Parenting Tips for the Weeks Between Turkey and Tinsel
Teenage Tammy wants to spend Christmas afternoon with her BFF not her FAM. Jimmy Junior wants a pair of tennis shoes for Christmas that his parents can’t possibly afford. Distracted D.J. goes into battle mode when asked to put down the video game controller and set the holiday dinner table. Exactly how should parents manage these issues during the holiday season?
Shaunti Feldhahn and Lisa A. Rice, authors of “For Parents Only: Getting Inside the Head of Your Kid,” offer the following tips based on research featured in their boo
Offer choices or alternatives. The authors’ research shows that kids are addicted to freedom and fearful of losing it, so when you can, offer choices or alternatives to a blunt “no.” For example, if Sally wants to spend all Christmas afternoon with her BFF, instead of a knee-jerk “no,” a parent might consider allowing her to spend a few hours at her friend’s house when Grandma Judy wasn’t expecting to see her anywa

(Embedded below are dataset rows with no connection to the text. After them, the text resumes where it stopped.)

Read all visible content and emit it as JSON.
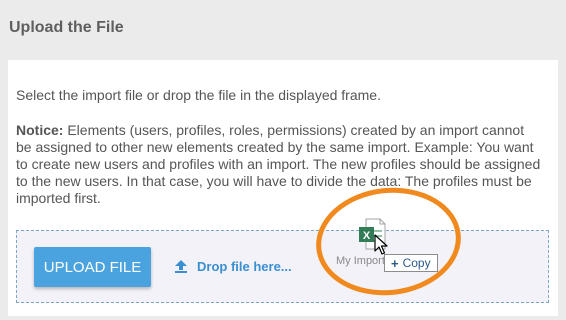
{
  "header": {
    "title": "Upload the File"
  },
  "content": {
    "intro": "Select the import file or drop the file in the displayed frame.",
    "notice_label": "Notice:",
    "notice_text": " Elements (users, profiles, roles, permissions) created by an import cannot be assigned to other new elements created by the same import. Example: You want to create new users and profiles with an import. The new profiles should be assigned to the new users. In that case, you will have to divide the data: The profiles must be imported first."
  },
  "dropzone": {
    "upload_button": "Upload file",
    "drop_hint": "Drop file here...",
    "upload_icon": "upload-arrow-icon"
  },
  "drag_overlay": {
    "file_name": "My Import",
    "file_icon": "excel-file-icon",
    "copy_label": "Copy",
    "copy_icon": "plus-icon"
  },
  "colors": {
    "accent": "#4aa3df",
    "link": "#3a8fd1",
    "highlight": "#f08a1e",
    "excel": "#1e7145"
  }
}
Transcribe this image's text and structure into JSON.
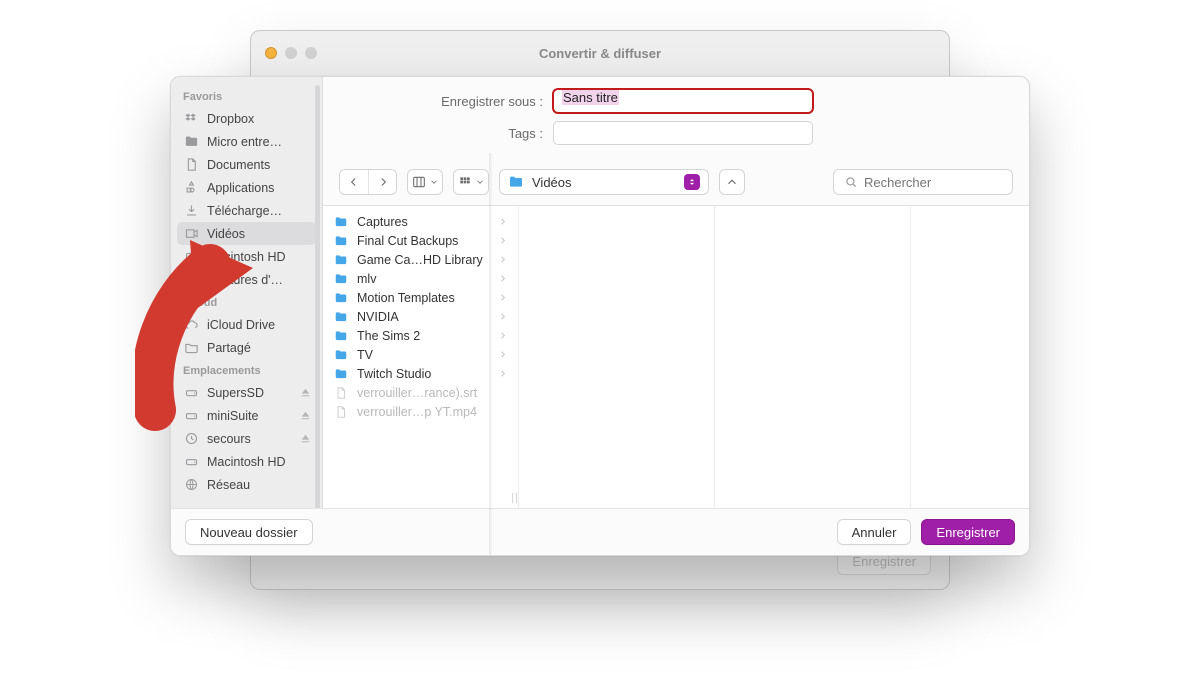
{
  "backwindow": {
    "title": "Convertir & diffuser",
    "ghost_button": "Enregistrer"
  },
  "form": {
    "save_as_label": "Enregistrer sous :",
    "save_as_value": "Sans titre",
    "tags_label": "Tags :"
  },
  "toolbar": {
    "location_label": "Vidéos",
    "search_placeholder": "Rechercher"
  },
  "sidebar": {
    "sections": [
      {
        "title": "Favoris",
        "items": [
          {
            "label": "Dropbox",
            "icon": "dropbox"
          },
          {
            "label": "Micro entre…",
            "icon": "folder"
          },
          {
            "label": "Documents",
            "icon": "doc"
          },
          {
            "label": "Applications",
            "icon": "apps"
          },
          {
            "label": "Télécharge…",
            "icon": "download"
          },
          {
            "label": "Vidéos",
            "icon": "video",
            "selected": true
          },
          {
            "label": "Macintosh HD",
            "icon": "hd"
          },
          {
            "label": "Captures d'…",
            "icon": "camera"
          }
        ]
      },
      {
        "title": "iCloud",
        "items": [
          {
            "label": "iCloud Drive",
            "icon": "cloud"
          },
          {
            "label": "Partagé",
            "icon": "shared"
          }
        ]
      },
      {
        "title": "Emplacements",
        "items": [
          {
            "label": "SupersSD",
            "icon": "drive",
            "eject": true
          },
          {
            "label": "miniSuite",
            "icon": "drive",
            "eject": true
          },
          {
            "label": "secours",
            "icon": "time",
            "eject": true
          },
          {
            "label": "Macintosh HD",
            "icon": "drive"
          },
          {
            "label": "Réseau",
            "icon": "globe"
          }
        ]
      }
    ]
  },
  "listing": [
    {
      "label": "Captures",
      "type": "folder"
    },
    {
      "label": "Final Cut Backups",
      "type": "folder"
    },
    {
      "label": "Game Ca…HD Library",
      "type": "folder"
    },
    {
      "label": "mlv",
      "type": "folder"
    },
    {
      "label": "Motion Templates",
      "type": "folder"
    },
    {
      "label": "NVIDIA",
      "type": "folder"
    },
    {
      "label": "The Sims 2",
      "type": "folder"
    },
    {
      "label": "TV",
      "type": "folder"
    },
    {
      "label": "Twitch Studio",
      "type": "folder"
    },
    {
      "label": "verrouiller…rance).srt",
      "type": "file-dim"
    },
    {
      "label": "verrouiller…p YT.mp4",
      "type": "file-dim"
    }
  ],
  "footer": {
    "new_folder": "Nouveau dossier",
    "cancel": "Annuler",
    "save": "Enregistrer"
  }
}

Make expectations clear. Make expectations clear so kids don’t fear losing their all-important freedom during the holidays. For example, a parent might tell Jimmy that he can use the car to go to the mall to Christmas shop as long as he is back in the driveway by 9:15 p.m. And provided he always returns the car by the appointed time and follows the other reasonable car rules, he won’t have to worry about losing his extra car privileges throughout the holiday seaso
Understand that gift requests and rejections often point to identity needs. Ninety-three percent of the teens surveyed say they deeply want to develop and show their own identity, separate from their parents – a need parents might misunderstand. For example, Tommy’s begging for those particular sneakers isn’t about the price tag. He’s wanting that “look” to make a statement that “This is who I am!” Solution? Validate his need to make that statement by shopping with him to find something else (a backpack, a shirt) that allows him to express his developing identity within the family budget. Also, when choosing gifts for Tommy on your own, remain somewhat emotionally detached and keep the receipt
Listen first and often. Learning to listen in the way a kid needs can head off a lot of the friction otherwise felt during the holidays. When Susie tells you her teacher criticized her in front of the class, she isn’t looking for you to demand the teacher’s phone number and fix the problem. In fact, 81 percent of kids surveyed said they want Mom or Dad to listen to how they are feeling about the problem first, and only then ask if they can help. Commiserating about the embarrassment she felt will make her feel heard, make her less-stressed, and defuse the jangling emotions that might otherwise cloud dinner with your Aunt Glady
Consider that attitude can be a symptom of fear or insecurity. The research showed that many exasperating teen attitudes are actually signs that they are swamped by an underlying fear or insecurity in another area of their life. D.J.’s sullenness over being asked twice to set the table may signal that he’s actually still feeling like a failure after dropping the game-winning pass last Friday night. Realizing the intense fear of being “left out” that underlies Julie’s less-than-polite requests to go to a party can allow a parent to address not only the outward attitude, but the fear beneath it
In “For Parents Only” (Multnomah Books, 2007), authors Shaunti Feldhahn and Lisa A. Rice offer a glimpse into the hearts and minds of teenagers, based on survey results from more than 1,2000 teenagers nationwide.